Using ng-repeat-start

In AngularJS 1.2 you can use ng-repeat-start and ng-repeat-end. I’ll explain it’s usage by building on the previous example. Say you wanted an additional column to render a button for each row after the “Age” column.

  • The first <th> and <td> elements now use ng-repeat-start instead of ng-repeat, otherwise they remain unchanged.
  • A second <th> element is added to conditionally render an additional table header. This also marks the end of the first ng-repeat with ng-repeat-end.
  • A second <td> element is added to conditionally render the button column. This also marks the end of the second ng-repeat with ng-repeat-end.
<table class="table table-striped">
  <thead class="thead-light">
    <tr>
      <th ng-repeat-start="meta in metaData">{{meta.label}}</th>
      <th ng-repeat-end ng-if="meta.field == 'age'">Controls</th>
    </tr>
  </thead>
  <tbody>
    <tr ng-repeat="row in tableData">
      <td ng-repeat-start="meta in metaData">{{row[meta.field]}}</td>
      <td ng-repeat-end ng-if="meta.field == 'age'">
        <button type="button" class="btn btn-success mr-2">Modify age</button>
      </td>
    </tr>
  </tbody>
</table>

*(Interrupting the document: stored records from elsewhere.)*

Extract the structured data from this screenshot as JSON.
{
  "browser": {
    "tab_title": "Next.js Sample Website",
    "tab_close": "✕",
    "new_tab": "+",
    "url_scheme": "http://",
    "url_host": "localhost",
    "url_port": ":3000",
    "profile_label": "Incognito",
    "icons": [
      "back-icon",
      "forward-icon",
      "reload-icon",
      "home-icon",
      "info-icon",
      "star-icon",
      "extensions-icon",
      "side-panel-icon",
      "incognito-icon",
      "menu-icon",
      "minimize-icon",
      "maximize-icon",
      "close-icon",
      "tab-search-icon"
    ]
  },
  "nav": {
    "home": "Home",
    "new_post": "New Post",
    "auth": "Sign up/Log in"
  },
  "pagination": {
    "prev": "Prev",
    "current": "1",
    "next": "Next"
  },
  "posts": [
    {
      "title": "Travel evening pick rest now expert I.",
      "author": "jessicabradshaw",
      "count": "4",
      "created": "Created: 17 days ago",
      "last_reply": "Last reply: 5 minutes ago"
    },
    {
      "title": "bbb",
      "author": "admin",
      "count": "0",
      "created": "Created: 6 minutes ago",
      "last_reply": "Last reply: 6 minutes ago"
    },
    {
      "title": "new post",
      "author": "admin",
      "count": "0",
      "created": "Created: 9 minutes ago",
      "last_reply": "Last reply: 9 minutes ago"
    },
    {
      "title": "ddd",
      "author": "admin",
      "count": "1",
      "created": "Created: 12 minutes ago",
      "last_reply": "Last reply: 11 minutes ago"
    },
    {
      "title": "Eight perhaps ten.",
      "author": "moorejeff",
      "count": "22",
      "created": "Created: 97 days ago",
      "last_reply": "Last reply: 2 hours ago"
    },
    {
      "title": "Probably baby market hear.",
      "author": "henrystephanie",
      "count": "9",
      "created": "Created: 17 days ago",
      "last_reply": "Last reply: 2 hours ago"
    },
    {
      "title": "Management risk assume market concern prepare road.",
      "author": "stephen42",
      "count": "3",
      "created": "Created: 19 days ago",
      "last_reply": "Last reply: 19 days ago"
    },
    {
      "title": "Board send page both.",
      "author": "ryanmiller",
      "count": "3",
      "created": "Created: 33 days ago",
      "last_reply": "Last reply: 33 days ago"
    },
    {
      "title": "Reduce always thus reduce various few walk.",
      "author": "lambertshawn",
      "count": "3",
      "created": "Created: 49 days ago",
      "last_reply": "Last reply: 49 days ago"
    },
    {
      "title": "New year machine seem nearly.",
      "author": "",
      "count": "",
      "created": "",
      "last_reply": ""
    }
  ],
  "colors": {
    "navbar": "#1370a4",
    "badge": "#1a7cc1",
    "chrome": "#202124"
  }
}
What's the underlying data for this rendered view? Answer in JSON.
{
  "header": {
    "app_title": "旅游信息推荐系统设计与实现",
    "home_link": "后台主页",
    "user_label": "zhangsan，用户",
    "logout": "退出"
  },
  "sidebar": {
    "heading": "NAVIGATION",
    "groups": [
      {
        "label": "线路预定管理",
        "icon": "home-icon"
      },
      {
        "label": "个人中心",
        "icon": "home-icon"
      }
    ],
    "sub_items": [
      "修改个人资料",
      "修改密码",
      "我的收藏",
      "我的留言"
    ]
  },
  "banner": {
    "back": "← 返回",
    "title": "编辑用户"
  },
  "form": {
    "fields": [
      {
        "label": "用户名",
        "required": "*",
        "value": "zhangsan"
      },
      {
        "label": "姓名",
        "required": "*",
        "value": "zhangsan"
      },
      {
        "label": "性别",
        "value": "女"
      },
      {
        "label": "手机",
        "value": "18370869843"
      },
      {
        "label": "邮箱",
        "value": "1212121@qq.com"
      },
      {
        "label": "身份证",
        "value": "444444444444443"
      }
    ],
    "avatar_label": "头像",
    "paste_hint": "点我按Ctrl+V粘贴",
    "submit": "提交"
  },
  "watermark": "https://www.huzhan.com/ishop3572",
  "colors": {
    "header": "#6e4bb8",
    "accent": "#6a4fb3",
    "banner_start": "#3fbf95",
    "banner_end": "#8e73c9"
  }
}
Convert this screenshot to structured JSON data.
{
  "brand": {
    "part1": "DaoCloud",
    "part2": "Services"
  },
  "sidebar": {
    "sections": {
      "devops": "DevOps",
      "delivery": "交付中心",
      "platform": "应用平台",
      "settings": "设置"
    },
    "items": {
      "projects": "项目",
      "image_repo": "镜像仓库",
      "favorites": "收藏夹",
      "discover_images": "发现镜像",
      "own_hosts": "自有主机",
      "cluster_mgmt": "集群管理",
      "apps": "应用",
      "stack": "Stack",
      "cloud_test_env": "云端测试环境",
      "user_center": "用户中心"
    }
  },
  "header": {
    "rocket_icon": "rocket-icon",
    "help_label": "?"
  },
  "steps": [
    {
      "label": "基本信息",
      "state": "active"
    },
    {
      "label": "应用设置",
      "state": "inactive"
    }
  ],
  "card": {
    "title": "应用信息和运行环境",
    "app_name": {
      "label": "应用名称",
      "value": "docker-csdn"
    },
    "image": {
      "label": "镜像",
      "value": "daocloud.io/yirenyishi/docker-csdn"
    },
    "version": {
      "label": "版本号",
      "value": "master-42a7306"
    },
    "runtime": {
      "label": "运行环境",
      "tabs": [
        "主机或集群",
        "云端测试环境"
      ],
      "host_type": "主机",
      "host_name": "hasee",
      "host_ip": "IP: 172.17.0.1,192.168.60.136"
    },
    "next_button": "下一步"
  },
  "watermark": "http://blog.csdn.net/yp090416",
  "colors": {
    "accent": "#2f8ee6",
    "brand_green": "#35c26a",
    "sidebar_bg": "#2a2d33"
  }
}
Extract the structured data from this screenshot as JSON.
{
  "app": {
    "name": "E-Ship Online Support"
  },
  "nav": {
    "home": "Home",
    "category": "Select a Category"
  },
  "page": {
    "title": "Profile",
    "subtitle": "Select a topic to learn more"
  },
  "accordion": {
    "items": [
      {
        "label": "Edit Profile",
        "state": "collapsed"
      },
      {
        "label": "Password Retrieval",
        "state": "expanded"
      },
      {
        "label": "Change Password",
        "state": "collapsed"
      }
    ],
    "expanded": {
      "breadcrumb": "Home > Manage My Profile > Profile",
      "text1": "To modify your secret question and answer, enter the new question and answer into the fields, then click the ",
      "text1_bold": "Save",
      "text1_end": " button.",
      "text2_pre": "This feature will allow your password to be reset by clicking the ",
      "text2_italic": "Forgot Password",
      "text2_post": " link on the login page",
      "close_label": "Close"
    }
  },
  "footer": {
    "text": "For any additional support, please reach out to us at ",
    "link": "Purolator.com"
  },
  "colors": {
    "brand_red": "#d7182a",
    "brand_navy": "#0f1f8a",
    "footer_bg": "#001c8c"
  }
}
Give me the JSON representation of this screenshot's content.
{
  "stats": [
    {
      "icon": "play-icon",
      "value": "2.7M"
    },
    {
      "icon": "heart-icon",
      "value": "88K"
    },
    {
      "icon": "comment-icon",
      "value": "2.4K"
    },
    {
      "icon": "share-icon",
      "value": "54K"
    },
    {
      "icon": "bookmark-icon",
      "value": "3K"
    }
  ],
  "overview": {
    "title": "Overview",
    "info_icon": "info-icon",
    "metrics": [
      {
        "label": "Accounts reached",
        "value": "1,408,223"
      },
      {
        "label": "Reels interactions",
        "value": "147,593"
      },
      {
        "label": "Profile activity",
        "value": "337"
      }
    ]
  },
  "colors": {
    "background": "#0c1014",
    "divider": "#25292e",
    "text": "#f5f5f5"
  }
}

This has the effect of expanding the elements repeated by ng-repeat. Note that the element with ng-repeat-end is included in the repeating.

Now our table is rendered like this:

ng-repeat-start table example

Further reading

The AngularJS documentation provides a detailed explanation of ngRepeat, including a section dedicated to ng-repeat-start called Special repeat start and end points: https://docs.angularjs.org/api/ng/directive/ngRepeat